In 1903 the newly independent University of Manchester introduced a system of faculty organization for aspects of academic governance and administration. Initially, there were five faculties: arts, science, law, music and medicine; these were joined by theology and commerce in late 1903, technology in 1905, and education in 1914.
The Faculties were composed of academic departments in related subjects areas, and were responsible for admissions, curricula, and examinations for these subjects. Faculties were headed by a dean, with the boards of Faculty composed of all academic members of staff within the Faculty above the level of assistant lecturer. The Boards were empowered to recommend to Senate regulations for courses of study and the appointment of examiners.

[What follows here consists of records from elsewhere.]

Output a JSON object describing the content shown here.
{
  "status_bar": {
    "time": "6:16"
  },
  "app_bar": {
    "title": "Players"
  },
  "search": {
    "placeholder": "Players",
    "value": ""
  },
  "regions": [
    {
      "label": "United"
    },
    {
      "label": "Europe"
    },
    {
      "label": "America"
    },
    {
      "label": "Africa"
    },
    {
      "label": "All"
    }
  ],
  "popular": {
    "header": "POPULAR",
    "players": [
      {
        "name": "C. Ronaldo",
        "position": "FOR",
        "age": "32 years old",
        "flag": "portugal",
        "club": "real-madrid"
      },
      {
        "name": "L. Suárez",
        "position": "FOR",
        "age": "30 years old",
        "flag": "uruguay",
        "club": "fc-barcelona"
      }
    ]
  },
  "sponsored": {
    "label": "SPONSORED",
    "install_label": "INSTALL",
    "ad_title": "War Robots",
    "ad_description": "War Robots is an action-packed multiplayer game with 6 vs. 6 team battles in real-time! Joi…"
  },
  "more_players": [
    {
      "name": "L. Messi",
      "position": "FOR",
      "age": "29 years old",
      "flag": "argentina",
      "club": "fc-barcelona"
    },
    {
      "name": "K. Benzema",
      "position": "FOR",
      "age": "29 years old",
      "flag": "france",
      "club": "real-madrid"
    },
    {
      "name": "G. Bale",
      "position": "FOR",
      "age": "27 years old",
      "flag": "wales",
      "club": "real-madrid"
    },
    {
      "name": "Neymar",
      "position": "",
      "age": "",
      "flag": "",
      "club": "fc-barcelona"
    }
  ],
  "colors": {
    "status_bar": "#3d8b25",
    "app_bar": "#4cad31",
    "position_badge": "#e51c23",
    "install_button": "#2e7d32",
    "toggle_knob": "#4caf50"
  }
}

By the later twentieth century Faculties had appointed a range of standing committees for undergraduate and postgraduate degrees, research, staff-student relations, and a dean's advisory committee.
The Faculty of Arts was one of the original and largest of the faculties. It was responsible at various times for the departments of English, classics (Greek and Latin), art history, American studies, drama, Middle (Near) Eastern Studies, French, geography, German, history, Italian, psychology , architecture, town and country planning, Russian and Spanish. In 1987, it became responsible for music with the abolition of the Faculty of Music, and in 1992 for the religions and theology subject areas on the abolition of the Faculty of Theology. The Faculty of Arts was dissolved in 2004 on the creation of the new University of Manchester, when its responsibilities were transferred to the Faculty of Humanities.